Indirect expenses, like your mortgage, insurance, and utilities. You’ll divide the total cost of these expenses by the percentage of your home that’s used for business.
3. Cell Phone Bills: Do you use your phone exclusively for business? You can fully deduct related expenses (including the phone purchase and monthly bills). If you also use your phone for personal reasons, you should only deduct the portion used for business. The best way to do this is to calculate what percentage of your calls were work-related and then claim that percentage of your bill.
4. Business Cards: Designing and printing business cards is a deductible marketing expense.
5. Printing and Copying: Keep your receipt anytime you print or copy work-related materials like marketing flyers, brochures, and office records. Print jobs are deductible!
6. Office Supplies: Items that you buy for everyday office use, like pens, paper, postage, and notepads, are all deductible. Good news: you can still write these off even if you take the simplified home office deduction.
7. Advertising: When you invest in promoting your business, keep track of how much you spend! Online ads, signs, print ads, radio ads, postcards, and more are all deductible. This includes the cost of hiring someone to design ads for you.
8. Parking: Anytime you have to pay for parking while you’re working, save your receipts; these expenses are deductible. Unfortunately, this doesn’t apply to parking tickets or traffic violations, so drive safely!

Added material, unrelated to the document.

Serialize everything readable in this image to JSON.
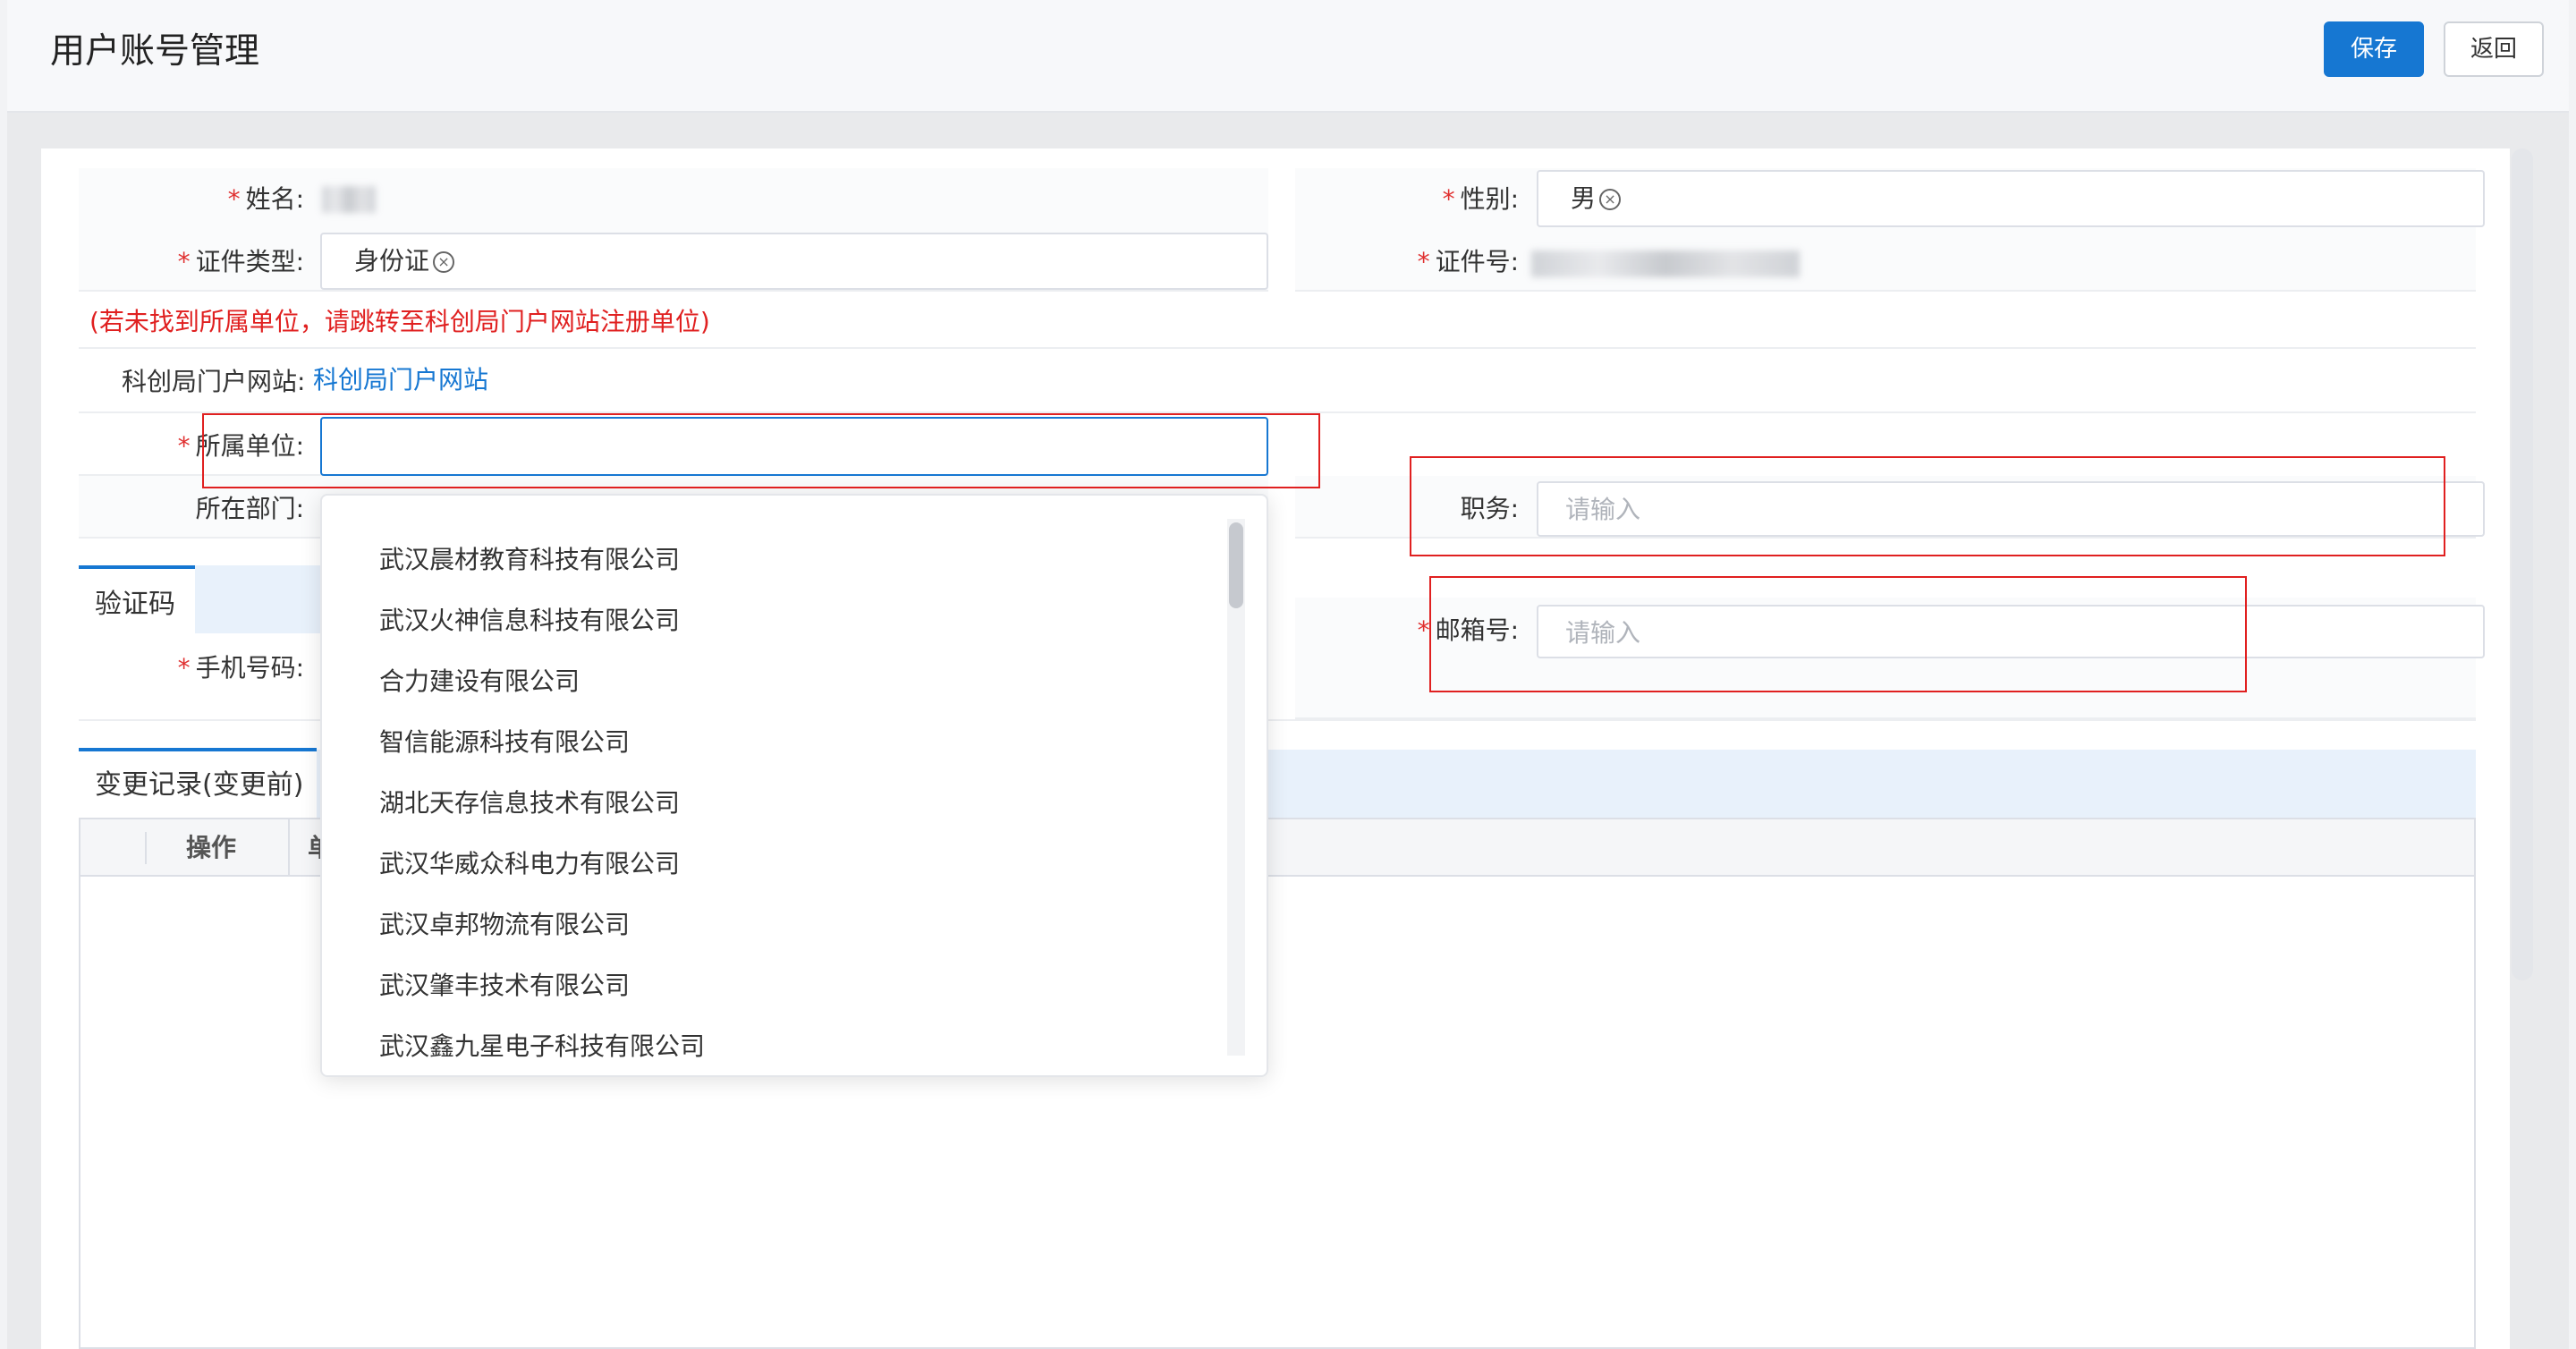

9. Tolls: Any toll fees you pay while working are tax deductible as long as they’re not already being reimbursed.
10. Continuing Education: As you obtain and maintain your insurance licenses and certifications, you can deduct related expenses, like continuing education coursework and materials.
11. Subscriptions: You can write off the cost of any subscriptions that are useful for your business, including publications, journals, magazines, and newsletters.
12. Memberships: Dues for memberships (e.g. the International Association of Insurance Professionals) that help you do your job are deductible.
13. Licenses: Any licenses required for your job are deductible, including license renewal fees.
14. Promotional Goodies: If you give away items, like pens, to help promote your business, keep the receipts… promo goodies are deductible!
15. Client Gifts: If you send gifts to your clients after closing a deal, you can write off the expense up to $25.
16. Conventions, seminars, and trade shows: The cost of registering for an industry event is deductible.
17. Health Insurance: As long as you don’t get health insurance via a spouse or employer, you can deduct 100 percent of your monthly premiums. Keep in mind that if you receive a government subsidy, you can only write off the amount you pay each month (not the original price of your plan). Note: your health insurance premiums are taken as a personal deduction on Form 1040, NOT deducted as a business expense.
Some Common Expenses You Can’t Deduct
The IRS deems some common expenses as non-deductible. These include:
Personal hygiene expenses, like haircuts, clothing that can be reasonably worn outside of work, and dry cleaning (unless it’s for a uniform)
Legal violation fees, like parking tickets or court fees
Commuting mileage if you work at a permanent office away from home
Life insurance premiums when you are the beneficiary, even if you take the policy out to secure a business loan
An Easy Way to Track Your Expenses
Have you tried our free expense tracker? Stride Tax is an app that makes it simpler than ever to find deductible expenses, take pictures of receipts, and automatically record business mileage.